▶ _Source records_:
━━━

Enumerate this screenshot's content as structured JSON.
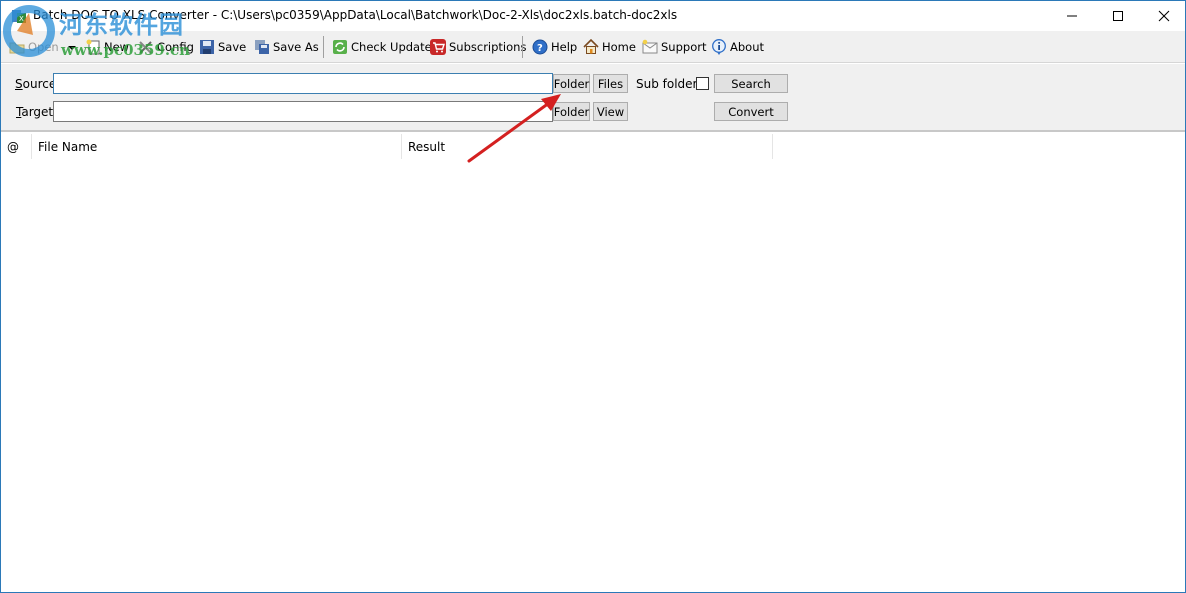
{
  "window": {
    "title": "Batch DOC TO XLS Converter - C:\\Users\\pc0359\\AppData\\Local\\Batchwork\\Doc-2-Xls\\doc2xls.batch-doc2xls",
    "controls": {
      "minimize": "minimize",
      "maximize": "maximize",
      "close": "close"
    }
  },
  "toolbar": {
    "items": [
      {
        "label": "Open",
        "icon": "folder-open-icon",
        "disabled": true
      },
      {
        "label": "New",
        "icon": "new-file-icon"
      },
      {
        "label": "Config",
        "icon": "tools-icon"
      },
      {
        "label": "Save",
        "icon": "floppy-disk-icon"
      },
      {
        "label": "Save As",
        "icon": "save-as-icon"
      },
      {
        "label": "Check Update",
        "icon": "refresh-icon"
      },
      {
        "label": "Subscriptions",
        "icon": "shopping-cart-icon"
      },
      {
        "label": "Help",
        "icon": "help-icon"
      },
      {
        "label": "Home",
        "icon": "home-icon"
      },
      {
        "label": "Support",
        "icon": "envelope-icon"
      },
      {
        "label": "About",
        "icon": "info-icon"
      }
    ]
  },
  "form": {
    "source": {
      "label_underlined": "S",
      "label_rest": "ource",
      "value": "",
      "placeholder": ""
    },
    "target": {
      "label_underlined": "T",
      "label_rest": "arget",
      "value": "",
      "placeholder": ""
    },
    "source_folder_btn": "Folder",
    "source_files_btn": "Files",
    "target_folder_btn": "Folder",
    "target_view_btn": "View",
    "subfolders_label": "Sub folders",
    "subfolders_checked": false,
    "search_btn": "Search",
    "convert_btn": "Convert"
  },
  "list": {
    "columns": [
      "@",
      "File Name",
      "Result"
    ],
    "rows": []
  },
  "watermark": {
    "cn_text": "河东软件园",
    "url": "www.pc0359.cn"
  },
  "colors": {
    "window_border": "#2b79b8",
    "toolbar_bg": "#f0f0f0",
    "focus_border": "#3c7fb1",
    "annotation_arrow": "#d42020"
  }
}
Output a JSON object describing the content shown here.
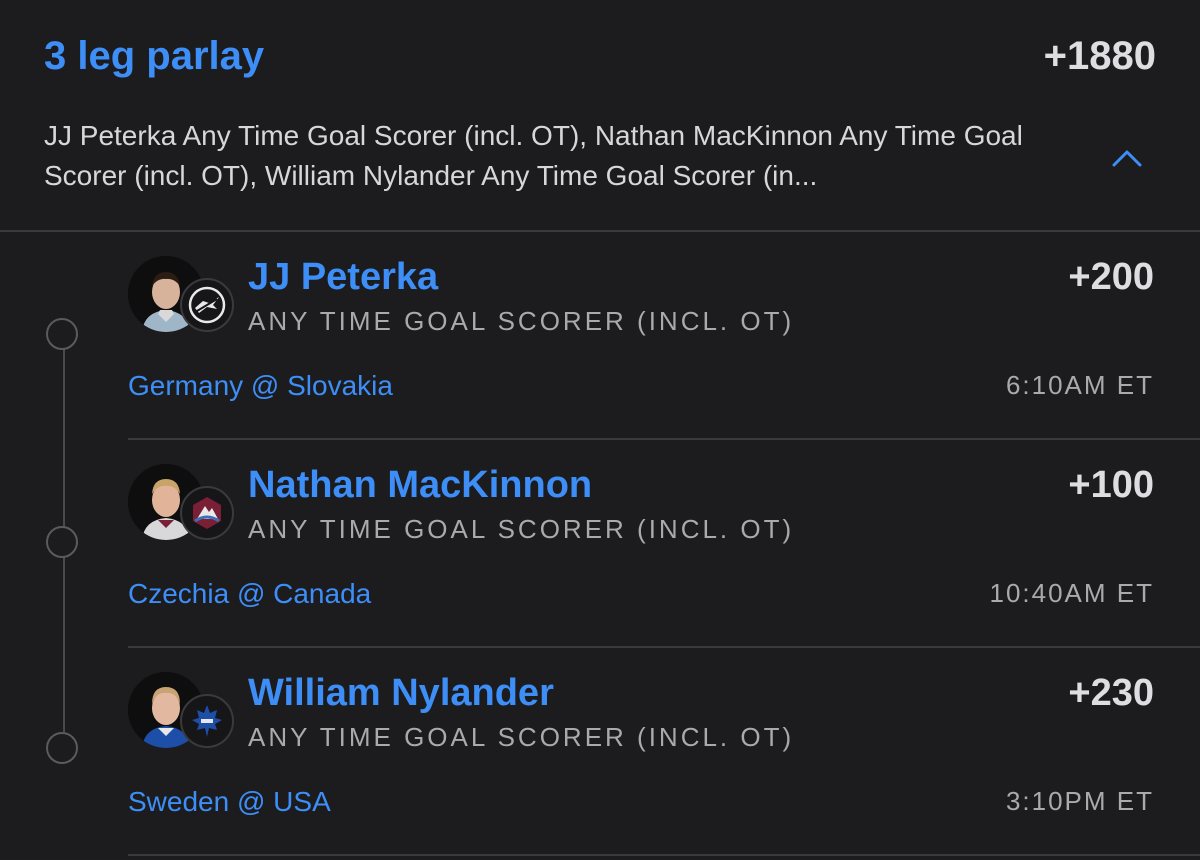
{
  "parlay": {
    "title": "3 leg parlay",
    "odds": "+1880",
    "description": "JJ Peterka Any Time Goal Scorer (incl. OT), Nathan MacKinnon Any Time Goal Scorer (incl. OT), William Nylander Any Time Goal Scorer (in...",
    "collapse_icon": "chevron-up-icon"
  },
  "legs": [
    {
      "player": "JJ Peterka",
      "odds": "+200",
      "market": "ANY TIME GOAL SCORER (INCL. OT)",
      "matchup": "Germany @ Slovakia",
      "time": "6:10AM ET",
      "team_logo_icon": "sabres-logo-icon"
    },
    {
      "player": "Nathan MacKinnon",
      "odds": "+100",
      "market": "ANY TIME GOAL SCORER (INCL. OT)",
      "matchup": "Czechia @ Canada",
      "time": "10:40AM ET",
      "team_logo_icon": "avalanche-logo-icon"
    },
    {
      "player": "William Nylander",
      "odds": "+230",
      "market": "ANY TIME GOAL SCORER (INCL. OT)",
      "matchup": "Sweden @ USA",
      "time": "3:10PM ET",
      "team_logo_icon": "maple-leafs-logo-icon"
    }
  ],
  "colors": {
    "background": "#1c1c1e",
    "accent": "#3d8ef7",
    "text_primary": "#dedee2",
    "text_secondary": "#a9a9ae",
    "divider": "#3a3a3d"
  }
}
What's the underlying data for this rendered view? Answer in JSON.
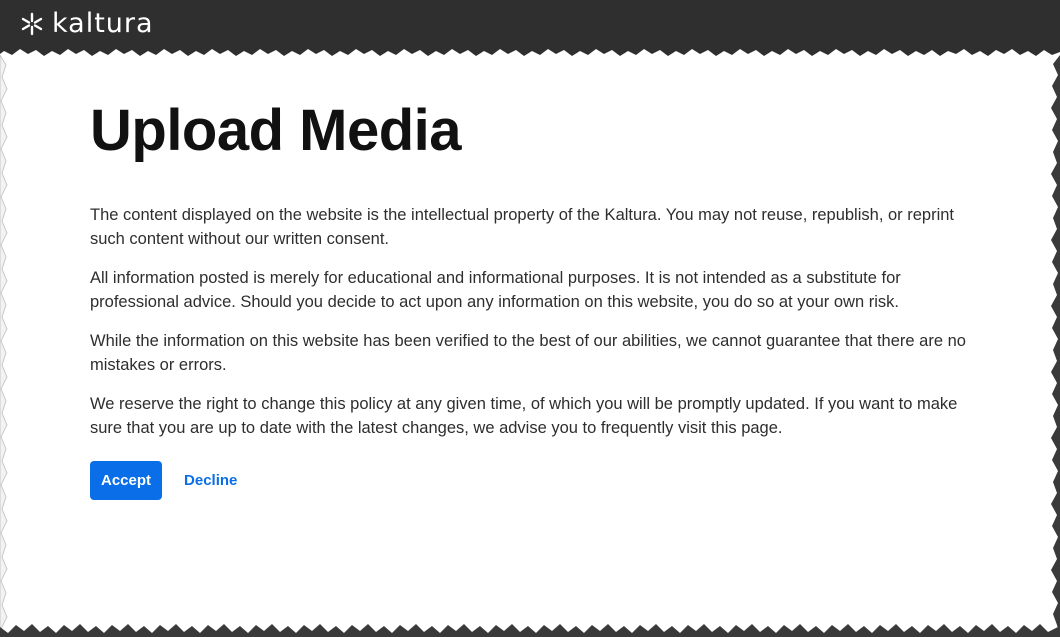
{
  "brand": {
    "logo_icon": "kaltura-logo-icon",
    "logo_text": "kaltura",
    "header_color": "#2f2f2f"
  },
  "main": {
    "title": "Upload Media",
    "paragraphs": [
      "The content displayed on the website is the intellectual property of the Kaltura. You may not reuse, republish, or reprint such content without our written consent.",
      "All information posted is merely for educational and informational purposes. It is not intended as a substitute for professional advice. Should you decide to act upon any information on this website, you do so at your own risk.",
      "While the information on this website has been verified to the best of our abilities, we cannot guarantee that there are no mistakes or errors.",
      "We reserve the right to change this policy at any given time, of which you will be promptly updated. If you want to make sure that you are up to date with the latest changes, we advise you to frequently visit this page."
    ]
  },
  "actions": {
    "accept_label": "Accept",
    "decline_label": "Decline",
    "accent_color": "#0a6ee8"
  }
}
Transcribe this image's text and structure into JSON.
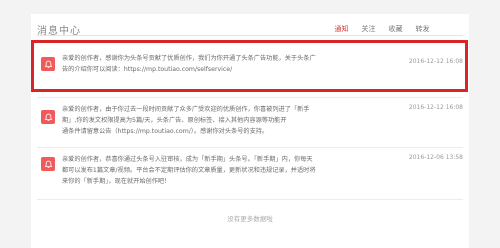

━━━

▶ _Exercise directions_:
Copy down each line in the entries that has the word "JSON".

▶ _Output below_:
Enumerate this screenshot's content as structured JSON.
Output a JSON object describing the content shown here.
What's the underlying data for this rendered view? Answer in JSON.
Transcribe this image's text and structure into JSON.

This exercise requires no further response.